> DESCRIPTION OF THE TASK: Say how many of the lines below include the word "true". Only the number should be given.

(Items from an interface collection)
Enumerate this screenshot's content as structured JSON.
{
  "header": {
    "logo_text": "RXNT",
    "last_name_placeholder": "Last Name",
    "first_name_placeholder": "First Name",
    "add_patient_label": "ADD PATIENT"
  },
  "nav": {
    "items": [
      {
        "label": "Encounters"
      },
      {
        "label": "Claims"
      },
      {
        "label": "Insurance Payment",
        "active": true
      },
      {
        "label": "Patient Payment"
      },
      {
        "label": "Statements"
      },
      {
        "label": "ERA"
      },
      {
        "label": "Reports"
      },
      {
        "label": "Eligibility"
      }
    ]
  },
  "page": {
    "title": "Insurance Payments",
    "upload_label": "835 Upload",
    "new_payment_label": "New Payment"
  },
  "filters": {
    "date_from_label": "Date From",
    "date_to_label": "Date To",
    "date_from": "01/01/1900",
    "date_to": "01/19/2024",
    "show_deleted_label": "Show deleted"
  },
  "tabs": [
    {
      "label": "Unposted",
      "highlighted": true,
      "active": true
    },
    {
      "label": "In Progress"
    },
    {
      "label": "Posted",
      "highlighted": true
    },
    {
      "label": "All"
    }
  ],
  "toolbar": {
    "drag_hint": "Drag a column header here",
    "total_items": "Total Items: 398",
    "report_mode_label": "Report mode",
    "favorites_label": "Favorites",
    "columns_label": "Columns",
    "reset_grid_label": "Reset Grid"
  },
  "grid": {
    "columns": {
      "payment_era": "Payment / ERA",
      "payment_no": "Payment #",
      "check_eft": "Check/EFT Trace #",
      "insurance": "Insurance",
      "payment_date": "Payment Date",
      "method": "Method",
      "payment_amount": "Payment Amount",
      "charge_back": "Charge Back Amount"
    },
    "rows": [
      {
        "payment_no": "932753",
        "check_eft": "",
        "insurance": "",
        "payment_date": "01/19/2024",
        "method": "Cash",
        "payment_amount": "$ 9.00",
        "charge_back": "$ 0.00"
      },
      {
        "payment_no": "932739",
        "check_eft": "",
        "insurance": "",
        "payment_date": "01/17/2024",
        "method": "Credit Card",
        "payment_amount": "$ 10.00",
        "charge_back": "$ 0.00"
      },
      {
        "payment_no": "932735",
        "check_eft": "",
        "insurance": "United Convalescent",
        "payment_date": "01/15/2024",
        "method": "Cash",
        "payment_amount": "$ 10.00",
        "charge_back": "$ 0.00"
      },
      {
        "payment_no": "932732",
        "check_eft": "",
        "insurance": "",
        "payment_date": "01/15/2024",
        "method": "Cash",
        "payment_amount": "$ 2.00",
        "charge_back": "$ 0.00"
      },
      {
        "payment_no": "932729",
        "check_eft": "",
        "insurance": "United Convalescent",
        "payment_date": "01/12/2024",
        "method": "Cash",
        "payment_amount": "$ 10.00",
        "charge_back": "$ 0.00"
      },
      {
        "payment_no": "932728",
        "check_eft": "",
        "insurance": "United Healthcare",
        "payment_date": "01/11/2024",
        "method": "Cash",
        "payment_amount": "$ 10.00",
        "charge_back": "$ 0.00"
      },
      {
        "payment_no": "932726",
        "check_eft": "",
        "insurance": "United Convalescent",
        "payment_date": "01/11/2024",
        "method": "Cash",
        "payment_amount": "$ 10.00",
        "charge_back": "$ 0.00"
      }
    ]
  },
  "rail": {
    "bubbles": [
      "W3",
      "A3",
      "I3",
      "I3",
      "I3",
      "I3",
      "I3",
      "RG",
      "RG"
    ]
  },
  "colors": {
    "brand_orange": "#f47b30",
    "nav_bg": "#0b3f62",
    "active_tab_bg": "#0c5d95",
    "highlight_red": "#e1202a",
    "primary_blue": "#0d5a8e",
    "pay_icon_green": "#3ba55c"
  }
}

> RESPONSE AREA: 4